-- Data for review follows --
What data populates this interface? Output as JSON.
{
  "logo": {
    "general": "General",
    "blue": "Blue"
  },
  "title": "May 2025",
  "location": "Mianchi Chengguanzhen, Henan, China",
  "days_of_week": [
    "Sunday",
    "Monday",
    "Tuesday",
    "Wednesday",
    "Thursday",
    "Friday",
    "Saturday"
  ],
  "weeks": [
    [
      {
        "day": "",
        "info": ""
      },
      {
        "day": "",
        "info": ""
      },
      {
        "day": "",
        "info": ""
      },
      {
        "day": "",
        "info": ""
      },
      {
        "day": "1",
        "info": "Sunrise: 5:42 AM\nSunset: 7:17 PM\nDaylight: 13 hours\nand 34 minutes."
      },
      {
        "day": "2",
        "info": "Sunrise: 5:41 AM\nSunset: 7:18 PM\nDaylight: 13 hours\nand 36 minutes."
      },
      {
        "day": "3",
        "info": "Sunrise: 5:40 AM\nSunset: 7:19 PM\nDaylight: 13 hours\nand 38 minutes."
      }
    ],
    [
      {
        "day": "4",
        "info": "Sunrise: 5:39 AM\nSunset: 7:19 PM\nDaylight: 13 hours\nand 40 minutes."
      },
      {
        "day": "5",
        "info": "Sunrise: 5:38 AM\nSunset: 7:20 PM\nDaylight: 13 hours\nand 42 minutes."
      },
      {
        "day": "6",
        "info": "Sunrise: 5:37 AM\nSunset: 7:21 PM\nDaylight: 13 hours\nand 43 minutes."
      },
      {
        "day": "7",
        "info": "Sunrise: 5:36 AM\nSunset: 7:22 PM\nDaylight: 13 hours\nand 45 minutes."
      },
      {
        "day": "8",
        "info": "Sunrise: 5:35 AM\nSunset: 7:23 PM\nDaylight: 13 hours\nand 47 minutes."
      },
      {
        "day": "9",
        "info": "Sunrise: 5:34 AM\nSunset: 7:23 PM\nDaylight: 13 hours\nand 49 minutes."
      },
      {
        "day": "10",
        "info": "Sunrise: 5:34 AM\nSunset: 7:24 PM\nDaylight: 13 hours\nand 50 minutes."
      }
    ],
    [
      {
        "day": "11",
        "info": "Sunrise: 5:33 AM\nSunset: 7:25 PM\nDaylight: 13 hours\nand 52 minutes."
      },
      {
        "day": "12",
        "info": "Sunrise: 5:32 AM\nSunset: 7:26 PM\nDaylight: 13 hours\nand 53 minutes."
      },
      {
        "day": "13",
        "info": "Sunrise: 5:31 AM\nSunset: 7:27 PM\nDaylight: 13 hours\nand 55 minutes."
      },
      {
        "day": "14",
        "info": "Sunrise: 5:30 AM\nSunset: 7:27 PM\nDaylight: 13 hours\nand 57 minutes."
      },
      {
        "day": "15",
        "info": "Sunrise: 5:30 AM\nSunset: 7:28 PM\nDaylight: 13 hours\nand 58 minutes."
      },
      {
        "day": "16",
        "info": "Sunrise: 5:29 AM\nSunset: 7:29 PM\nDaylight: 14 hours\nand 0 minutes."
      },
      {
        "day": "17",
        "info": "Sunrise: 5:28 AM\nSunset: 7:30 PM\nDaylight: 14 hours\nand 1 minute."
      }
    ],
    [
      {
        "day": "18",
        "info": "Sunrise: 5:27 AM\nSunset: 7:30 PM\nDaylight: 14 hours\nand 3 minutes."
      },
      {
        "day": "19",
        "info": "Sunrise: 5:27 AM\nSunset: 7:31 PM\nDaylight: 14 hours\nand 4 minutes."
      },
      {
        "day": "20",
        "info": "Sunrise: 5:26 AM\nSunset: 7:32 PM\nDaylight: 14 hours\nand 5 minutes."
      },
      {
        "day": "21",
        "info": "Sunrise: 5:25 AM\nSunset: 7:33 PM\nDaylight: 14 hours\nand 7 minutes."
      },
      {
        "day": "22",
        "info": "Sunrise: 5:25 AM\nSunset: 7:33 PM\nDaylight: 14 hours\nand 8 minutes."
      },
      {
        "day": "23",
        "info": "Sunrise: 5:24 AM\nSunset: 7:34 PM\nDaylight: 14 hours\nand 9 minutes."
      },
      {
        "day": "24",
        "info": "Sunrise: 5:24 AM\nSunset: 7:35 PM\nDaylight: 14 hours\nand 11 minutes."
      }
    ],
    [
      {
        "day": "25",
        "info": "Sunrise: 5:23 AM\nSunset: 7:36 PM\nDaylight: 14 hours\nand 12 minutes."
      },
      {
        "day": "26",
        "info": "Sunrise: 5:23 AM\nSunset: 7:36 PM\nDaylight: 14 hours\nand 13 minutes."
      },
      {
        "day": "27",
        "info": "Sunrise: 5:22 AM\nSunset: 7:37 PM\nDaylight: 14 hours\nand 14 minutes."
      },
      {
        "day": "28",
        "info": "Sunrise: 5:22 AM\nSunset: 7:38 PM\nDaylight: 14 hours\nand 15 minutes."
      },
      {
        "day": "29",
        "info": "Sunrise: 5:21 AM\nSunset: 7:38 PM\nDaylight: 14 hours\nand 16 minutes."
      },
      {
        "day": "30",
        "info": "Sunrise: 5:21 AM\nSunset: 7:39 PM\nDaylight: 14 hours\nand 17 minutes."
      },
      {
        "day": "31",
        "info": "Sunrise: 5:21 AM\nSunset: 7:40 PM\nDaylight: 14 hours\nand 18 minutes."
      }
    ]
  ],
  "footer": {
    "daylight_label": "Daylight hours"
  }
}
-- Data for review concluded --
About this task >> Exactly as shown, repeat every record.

Your solution >>
What data populates this interface? Output as JSON.
{
  "logo": {
    "general": "General",
    "blue": "Blue"
  },
  "title": "May 2025",
  "location": "Mianchi Chengguanzhen, Henan, China",
  "days_of_week": [
    "Sunday",
    "Monday",
    "Tuesday",
    "Wednesday",
    "Thursday",
    "Friday",
    "Saturday"
  ],
  "weeks": [
    [
      {
        "day": "",
        "info": ""
      },
      {
        "day": "",
        "info": ""
      },
      {
        "day": "",
        "info": ""
      },
      {
        "day": "",
        "info": ""
      },
      {
        "day": "1",
        "info": "Sunrise: 5:42 AM\nSunset: 7:17 PM\nDaylight: 13 hours\nand 34 minutes."
      },
      {
        "day": "2",
        "info": "Sunrise: 5:41 AM\nSunset: 7:18 PM\nDaylight: 13 hours\nand 36 minutes."
      },
      {
        "day": "3",
        "info": "Sunrise: 5:40 AM\nSunset: 7:19 PM\nDaylight: 13 hours\nand 38 minutes."
      }
    ],
    [
      {
        "day": "4",
        "info": "Sunrise: 5:39 AM\nSunset: 7:19 PM\nDaylight: 13 hours\nand 40 minutes."
      },
      {
        "day": "5",
        "info": "Sunrise: 5:38 AM\nSunset: 7:20 PM\nDaylight: 13 hours\nand 42 minutes."
      },
      {
        "day": "6",
        "info": "Sunrise: 5:37 AM\nSunset: 7:21 PM\nDaylight: 13 hours\nand 43 minutes."
      },
      {
        "day": "7",
        "info": "Sunrise: 5:36 AM\nSunset: 7:22 PM\nDaylight: 13 hours\nand 45 minutes."
      },
      {
        "day": "8",
        "info": "Sunrise: 5:35 AM\nSunset: 7:23 PM\nDaylight: 13 hours\nand 47 minutes."
      },
      {
        "day": "9",
        "info": "Sunrise: 5:34 AM\nSunset: 7:23 PM\nDaylight: 13 hours\nand 49 minutes."
      },
      {
        "day": "10",
        "info": "Sunrise: 5:34 AM\nSunset: 7:24 PM\nDaylight: 13 hours\nand 50 minutes."
      }
    ],
    [
      {
        "day": "11",
        "info": "Sunrise: 5:33 AM\nSunset: 7:25 PM\nDaylight: 13 hours\nand 52 minutes."
      },
      {
        "day": "12",
        "info": "Sunrise: 5:32 AM\nSunset: 7:26 PM\nDaylight: 13 hours\nand 53 minutes."
      },
      {
        "day": "13",
        "info": "Sunrise: 5:31 AM\nSunset: 7:27 PM\nDaylight: 13 hours\nand 55 minutes."
      },
      {
        "day": "14",
        "info": "Sunrise: 5:30 AM\nSunset: 7:27 PM\nDaylight: 13 hours\nand 57 minutes."
      },
      {
        "day": "15",
        "info": "Sunrise: 5:30 AM\nSunset: 7:28 PM\nDaylight: 13 hours\nand 58 minutes."
      },
      {
        "day": "16",
        "info": "Sunrise: 5:29 AM\nSunset: 7:29 PM\nDaylight: 14 hours\nand 0 minutes."
      },
      {
        "day": "17",
        "info": "Sunrise: 5:28 AM\nSunset: 7:30 PM\nDaylight: 14 hours\nand 1 minute."
      }
    ],
    [
      {
        "day": "18",
        "info": "Sunrise: 5:27 AM\nSunset: 7:30 PM\nDaylight: 14 hours\nand 3 minutes."
      },
      {
        "day": "19",
        "info": "Sunrise: 5:27 AM\nSunset: 7:31 PM\nDaylight: 14 hours\nand 4 minutes."
      },
      {
        "day": "20",
        "info": "Sunrise: 5:26 AM\nSunset: 7:32 PM\nDaylight: 14 hours\nand 5 minutes."
      },
      {
        "day": "21",
        "info": "Sunrise: 5:25 AM\nSunset: 7:33 PM\nDaylight: 14 hours\nand 7 minutes."
      },
      {
        "day": "22",
        "info": "Sunrise: 5:25 AM\nSunset: 7:33 PM\nDaylight: 14 hours\nand 8 minutes."
      },
      {
        "day": "23",
        "info": "Sunrise: 5:24 AM\nSunset: 7:34 PM\nDaylight: 14 hours\nand 9 minutes."
      },
      {
        "day": "24",
        "info": "Sunrise: 5:24 AM\nSunset: 7:35 PM\nDaylight: 14 hours\nand 11 minutes."
      }
    ],
    [
      {
        "day": "25",
        "info": "Sunrise: 5:23 AM\nSunset: 7:36 PM\nDaylight: 14 hours\nand 12 minutes."
      },
      {
        "day": "26",
        "info": "Sunrise: 5:23 AM\nSunset: 7:36 PM\nDaylight: 14 hours\nand 13 minutes."
      },
      {
        "day": "27",
        "info": "Sunrise: 5:22 AM\nSunset: 7:37 PM\nDaylight: 14 hours\nand 14 minutes."
      },
      {
        "day": "28",
        "info": "Sunrise: 5:22 AM\nSunset: 7:38 PM\nDaylight: 14 hours\nand 15 minutes."
      },
      {
        "day": "29",
        "info": "Sunrise: 5:21 AM\nSunset: 7:38 PM\nDaylight: 14 hours\nand 16 minutes."
      },
      {
        "day": "30",
        "info": "Sunrise: 5:21 AM\nSunset: 7:39 PM\nDaylight: 14 hours\nand 17 minutes."
      },
      {
        "day": "31",
        "info": "Sunrise: 5:21 AM\nSunset: 7:40 PM\nDaylight: 14 hours\nand 18 minutes."
      }
    ]
  ],
  "footer": {
    "daylight_label": "Daylight hours"
  }
}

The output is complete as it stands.